ReRAM is another type of non-volatile memory touting low power, high density, and a performance profile that puts it in between DRAM and flash-based storage. But whereas MRAM’s characteristics foretell a life among IoT devices, ReRAM is being groomed for a datacenter career, bridging the gap between server memory and SSDs.
Several companies are developing ReRAM, using a variety of materials. Crossbar’s ReRAM technology, for example, employs a silicon-based switching material sandwiched between top and bottom electrodes. When voltage is applied between the electrodes, a nanofilament is formed in the dielectric, creating a low-resistance path. The filament can then be reset by another voltage. Intel uses a tantalum oxide high-κ dielectric under an oxygen exchange layer, creating vacancies between its electrodes. The two cells differ in composition, but perform the same function, delivering many-times-faster read and write performance compared to NAND flash.
Applied Materials’ Dr. Pakala said ReRAM appears to be the most viable memory technology for in-memory computing, where data is held in RAM rather than in databases on disk. “Matrix multiplication can be done within the arrays by utilizing Ohm’s Law and Kirchoff’s Rule—without moving weights in and out of the chip.
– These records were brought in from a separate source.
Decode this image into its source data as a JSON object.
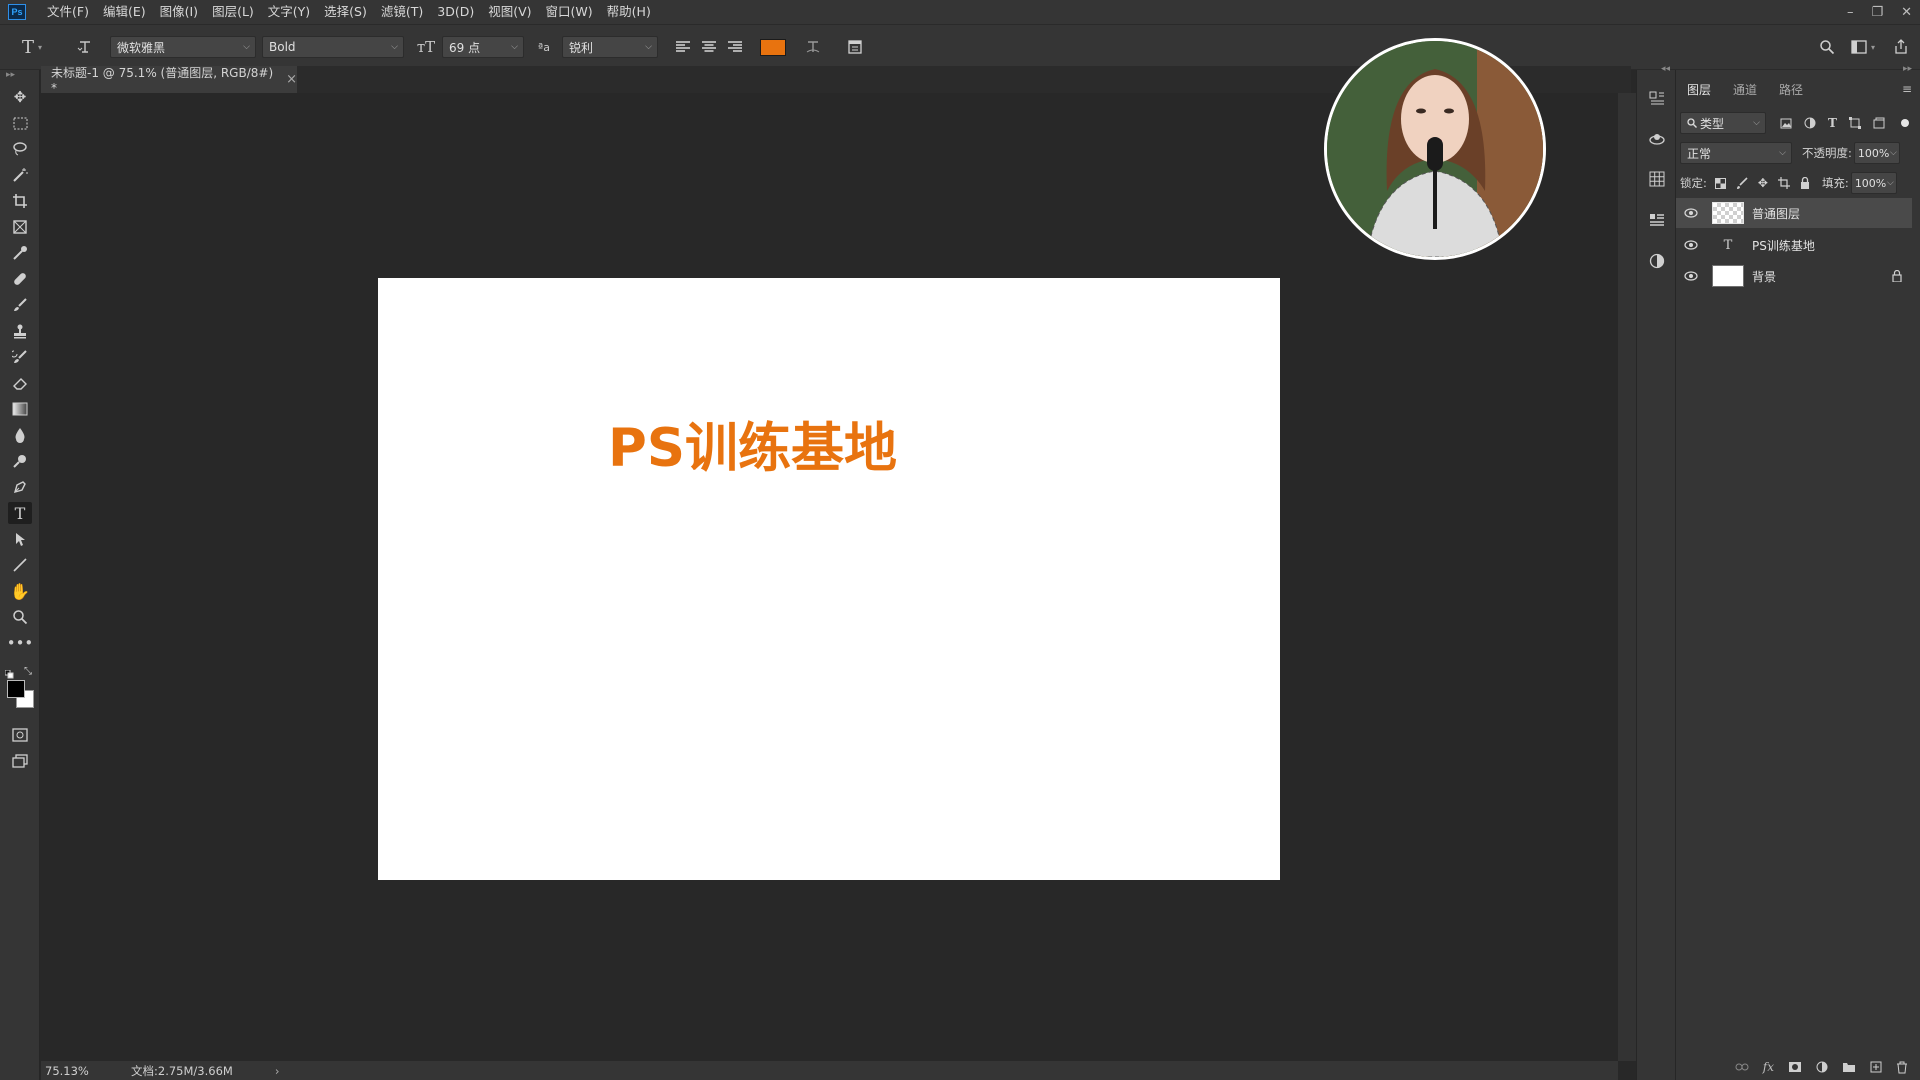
{
  "app": {
    "logo": "Ps"
  },
  "menu": [
    "文件(F)",
    "编辑(E)",
    "图像(I)",
    "图层(L)",
    "文字(Y)",
    "选择(S)",
    "滤镜(T)",
    "3D(D)",
    "视图(V)",
    "窗口(W)",
    "帮助(H)"
  ],
  "window_controls": {
    "minimize": "–",
    "restore": "❐",
    "close": "✕"
  },
  "options": {
    "font_family": "微软雅黑",
    "font_style": "Bold",
    "font_size": "69 点",
    "antialias": "锐利",
    "text_color": "#e8730f"
  },
  "document": {
    "tab_title": "未标题-1 @ 75.1% (普通图层, RGB/8#) *",
    "tab_close": "×",
    "canvas_text": "PS训练基地",
    "canvas_text_color": "#e8730f"
  },
  "status": {
    "zoom": "75.13%",
    "doc_size": "文档:2.75M/3.66M",
    "arrow": "›"
  },
  "layers_panel": {
    "tabs": [
      "图层",
      "通道",
      "路径"
    ],
    "filter_label": "类型",
    "blend_mode": "正常",
    "opacity_label": "不透明度:",
    "opacity_value": "100%",
    "lock_label": "锁定:",
    "fill_label": "填充:",
    "fill_value": "100%",
    "layers": [
      {
        "name": "普通图层",
        "selected": true
      },
      {
        "name": "PS训练基地",
        "selected": false
      },
      {
        "name": "背景",
        "selected": false,
        "locked": true
      }
    ]
  }
}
The multilevel cell architectures promise new levels of memory density that can allow much larger models to be designed and used.” It’s prohibitively expensive to work on those models in DRAM, which is why the cost benefits of ReRAM look so promising here.
The best is yet to come
From the factory floor to the datacenter, fully utilizing compute resources without breaking the bank requires a fresh approach to storage. Energias Market Research expects the market for MRAM to grow rapidly between now and 2025, reaching $1.2 billion after a compound annual growth rate of 49.6%. Coughlin Associates predicts that 3D XPoint memory—the technology at the heart of Optane—will drive revenues to over $16 billion by 2028. Clearly, there’s a demand for new memories that address the impending limits of flash memory, DRAM, and SRAM.
There doesn’t have to be just one winner, either. It’s possible that all three of these emerging memory types coexist at various levels of the storage hierarchy with a common goal: to make sure the impending deluge of data doesn’t overwhelm existing access technologies.
Intel’s Optane DC persistent memory is already prolific in servers with second-gen Xeon Scalable Processors. MRAM is being used alongside SSD controllers for write caching in place of DRAM. And ReRAM is more viable than ever thanks to Applied Materials’ Endura Impulse PV high-volume manufacturing system. If you’re serious about processing massive amount of data, the next five years are going to be critical. Now’s the time to start weighing your options.
VentureBeat's mission is to be a digital town square for technical decision-makers to gain knowledge about transformative enterprise technology and transact. Discover our Briefings.